Farm Life Journal – May 2019

By Tom Oswald

Since I last wrote, the 2019 planting season has been far from textbook. As in most cases, things could be worse, so I am not complaining… but farmers have experienced more than a little frustration and stress in the past 30 days.

During my time as a student at Iowa State University, I remember doing exercises where our task would be to plan a set of machinery and labor to accomplish fieldwork within a reasonable window using “Days Suitable for Fieldwork” tables. Part of the exercise was to compare potential costs of excess vs. short equipment capacity. This season has thrown that textbook out the window. Our spring has been plagued with pesky (fortunately small) rain events. It seems a 20 percent chance of afternoon showers two days away would mean another small, but measurable rain event.

One challenge is that after a rain event, fields need drying time with sun, warmth and a breeze because our Iowa soil holds moisture well. I use high-residue conservation farming, so the soil is covered and is less likely to dry off.

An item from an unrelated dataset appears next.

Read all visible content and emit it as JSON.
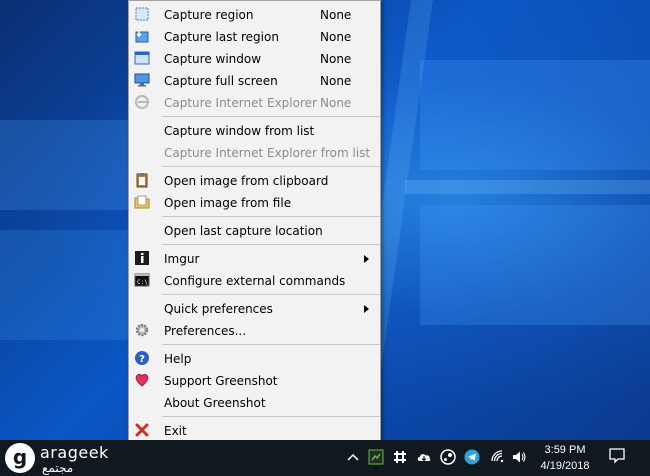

Just a few tenths of rain one morning might mean you aren’t back into the field the next afternoon… and that’s only if the rain clears out. If you get soaking rain, add more days of sun to the equation.

A view from Tom Oswald's tractor as he strip tills before planting corn in northwest Iowa.

I finished planting corn a little before midnight on May 5. I backed the tractor and planter in the shed, drained the engine oil and was home about 1 a.m. My area showed 0.25-0.4” in rain gauges the next morning – so I felt fortunate to finish up the night before.

Farmers are often told by advisors or educators to be patient and wait for the right conditions. There’s truth to being patient, but there is also truth that waiting for things to get better (soils at better moisture, better operating conditions, better temperatures) can mean watching things go from “about right” to much or disastrously worse.

Please note: By clicking on a photo, you will find a full caption describing the equipment.

Farmers understand that you can’t control the weather. We can control when we decide to hit the fields, yet this decision can haunt you. If you choose to wait, it might mean second guessing yourself, wishing you would have moved on the “good enough” days as you watch time and an optimal planting window slip away.

We work within the openings provided by the whims of Mother Nature and weather issues are part of the known risk of farming… it’s not “if” but “when” that is the big question.

I guess this is part of the reason Dwight Eisenhower was quoted many decades ago saying, “Farming looks mighty easy when your plow is a pencil and you're a thousand miles from the corn field.” I suppose this was in response to those who are willing to comment on how farming “should” be done or those who don’t know what it’s like to see a good plan go awry.

I use high-residue conservation practices on my farm, including no-till practices, which leaves 70% or more of the soil surface undisturbed. From a conservation standpoint, no-till helps keep soil in place and increases the field’s natural infiltration system to reduce run off. Once we learned how to manage no-till type systems, neither Dad nor I missed having to traverse the fields with more tillage… and our soils and water benefit as well.

Corn isn’t as well adapted to no-till practices in cooler, wetter soils, so it tends to benefit from some tillage. Strip till is a practice where fertilizer is injected under the where the corn crop row will be planted. This helps position fertilizer close to the plants you want to feed, reducing the chance for nutrient leakage from the soil system into surface water.

I have been using strip till for corn for about 25 seasons. With autopilot steering the tractor, real-time kinematic (RTK) global positioning systems (GPS) for navigation, and improved controller systems to monitor and log fertilizer applications, it makes it possible to squeeze the work into any window of time – especially when working alone. It helps keeps your fertilizer rows straight even in the dark.

After the rush to get the strip till done this spring (I typically complete in the fall, but it was too wet this past harvest), following with the planter was a similar weather hassle. Even with difficult weather, those strips planted beautifully as I expected. This is the only tillage my farms see, and it only happens before planting corn.

Because no-till systems help limit water runoff, we must manage the water that is absorbed by our fields. Tile – an underground drain system that removes excess water from soil – helps me do that. Our land has had tile for more than 100 years. We installed additional drain tile last fall, which has helped keep me sane during the short work windows this spring.

I consider the tens of thousands of dollars we spent early last December on tile improvements money well spent. It had been about 35 years since we last did major tile additions and I had grown tired of fighting mud year after year on some areas. Our recent tile work was just to pick up wet spots or areas where the old capacity was lacking on our family land. On rented land, it’s not always easy to get tile improvements.

The problem with wet spots that need improved drainage is they add another factor into the “go-not go” decision. Do you wait for that wet area to dry out? Do you mud through it? Or do you leave it alone and run the risk of potentially not growing a crop?

In years when nothing really seems to go right, those poorly drained areas seem to take forever. On the long post-rain “afternoons” this spring, I breezed through spots I would have been concerned about getting stuck in past years. In future Farm Life Journal entries, I will talk more about the benefits of tile to the conservation side of my farming system.

I’ll start planting soybeans in a few days.

Until next time,

Tom